Given entries:

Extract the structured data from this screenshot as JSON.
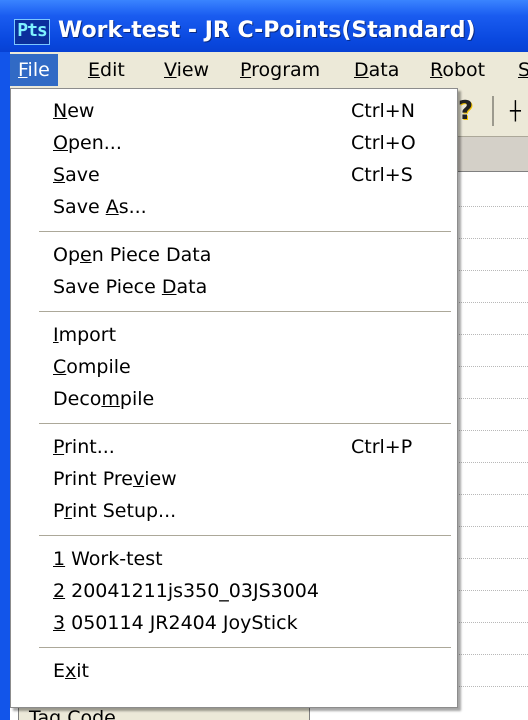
{
  "window": {
    "title": "Work-test - JR C-Points(Standard)",
    "app_icon_text": "Pts"
  },
  "menubar": {
    "items": [
      {
        "label": "File",
        "active": true
      },
      {
        "label": "Edit"
      },
      {
        "label": "View"
      },
      {
        "label": "Program"
      },
      {
        "label": "Data"
      },
      {
        "label": "Robot"
      },
      {
        "label": "S"
      }
    ]
  },
  "toolbar": {
    "help_glyph": "?",
    "partial_item_glyph": "┼"
  },
  "behind": {
    "tag_cell_text": "Tag Code"
  },
  "file_menu": {
    "items": [
      {
        "label": "New",
        "mnemonic": "N",
        "shortcut": "Ctrl+N"
      },
      {
        "label": "Open...",
        "mnemonic": "O",
        "shortcut": "Ctrl+O"
      },
      {
        "label": "Save",
        "mnemonic": "S",
        "shortcut": "Ctrl+S"
      },
      {
        "label": "Save As...",
        "mnemonic": "A",
        "shortcut": ""
      },
      {
        "separator": true
      },
      {
        "label": "Open Piece Data",
        "mnemonic": "e",
        "shortcut": ""
      },
      {
        "label": "Save Piece Data",
        "mnemonic": "D",
        "shortcut": ""
      },
      {
        "separator": true
      },
      {
        "label": "Import",
        "mnemonic": "I",
        "shortcut": ""
      },
      {
        "label": "Compile",
        "mnemonic": "C",
        "shortcut": ""
      },
      {
        "label": "Decompile",
        "mnemonic": "m",
        "shortcut": ""
      },
      {
        "separator": true
      },
      {
        "label": "Print...",
        "mnemonic": "P",
        "shortcut": "Ctrl+P"
      },
      {
        "label": "Print Preview",
        "mnemonic": "v",
        "shortcut": ""
      },
      {
        "label": "Print Setup...",
        "mnemonic": "r",
        "shortcut": ""
      },
      {
        "separator": true
      },
      {
        "label": "1 Work-test",
        "mnemonic": "1",
        "shortcut": ""
      },
      {
        "label": "2 20041211js350_03JS3004",
        "mnemonic": "2",
        "shortcut": ""
      },
      {
        "label": "3 050114 JR2404 JoyStick",
        "mnemonic": "3",
        "shortcut": ""
      },
      {
        "separator": true
      },
      {
        "label": "Exit",
        "mnemonic": "x",
        "shortcut": ""
      }
    ]
  }
}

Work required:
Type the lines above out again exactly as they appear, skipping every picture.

Result below:
Extract the structured data from this screenshot as JSON.
{
  "window": {
    "title": "Work-test - JR C-Points(Standard)",
    "app_icon_text": "Pts"
  },
  "menubar": {
    "items": [
      {
        "label": "File",
        "active": true
      },
      {
        "label": "Edit"
      },
      {
        "label": "View"
      },
      {
        "label": "Program"
      },
      {
        "label": "Data"
      },
      {
        "label": "Robot"
      },
      {
        "label": "S"
      }
    ]
  },
  "toolbar": {
    "help_glyph": "?",
    "partial_item_glyph": "┼"
  },
  "behind": {
    "tag_cell_text": "Tag Code"
  },
  "file_menu": {
    "items": [
      {
        "label": "New",
        "mnemonic": "N",
        "shortcut": "Ctrl+N"
      },
      {
        "label": "Open...",
        "mnemonic": "O",
        "shortcut": "Ctrl+O"
      },
      {
        "label": "Save",
        "mnemonic": "S",
        "shortcut": "Ctrl+S"
      },
      {
        "label": "Save As...",
        "mnemonic": "A",
        "shortcut": ""
      },
      {
        "separator": true
      },
      {
        "label": "Open Piece Data",
        "mnemonic": "e",
        "shortcut": ""
      },
      {
        "label": "Save Piece Data",
        "mnemonic": "D",
        "shortcut": ""
      },
      {
        "separator": true
      },
      {
        "label": "Import",
        "mnemonic": "I",
        "shortcut": ""
      },
      {
        "label": "Compile",
        "mnemonic": "C",
        "shortcut": ""
      },
      {
        "label": "Decompile",
        "mnemonic": "m",
        "shortcut": ""
      },
      {
        "separator": true
      },
      {
        "label": "Print...",
        "mnemonic": "P",
        "shortcut": "Ctrl+P"
      },
      {
        "label": "Print Preview",
        "mnemonic": "v",
        "shortcut": ""
      },
      {
        "label": "Print Setup...",
        "mnemonic": "r",
        "shortcut": ""
      },
      {
        "separator": true
      },
      {
        "label": "1 Work-test",
        "mnemonic": "1",
        "shortcut": ""
      },
      {
        "label": "2 20041211js350_03JS3004",
        "mnemonic": "2",
        "shortcut": ""
      },
      {
        "label": "3 050114 JR2404 JoyStick",
        "mnemonic": "3",
        "shortcut": ""
      },
      {
        "separator": true
      },
      {
        "label": "Exit",
        "mnemonic": "x",
        "shortcut": ""
      }
    ]
  }
}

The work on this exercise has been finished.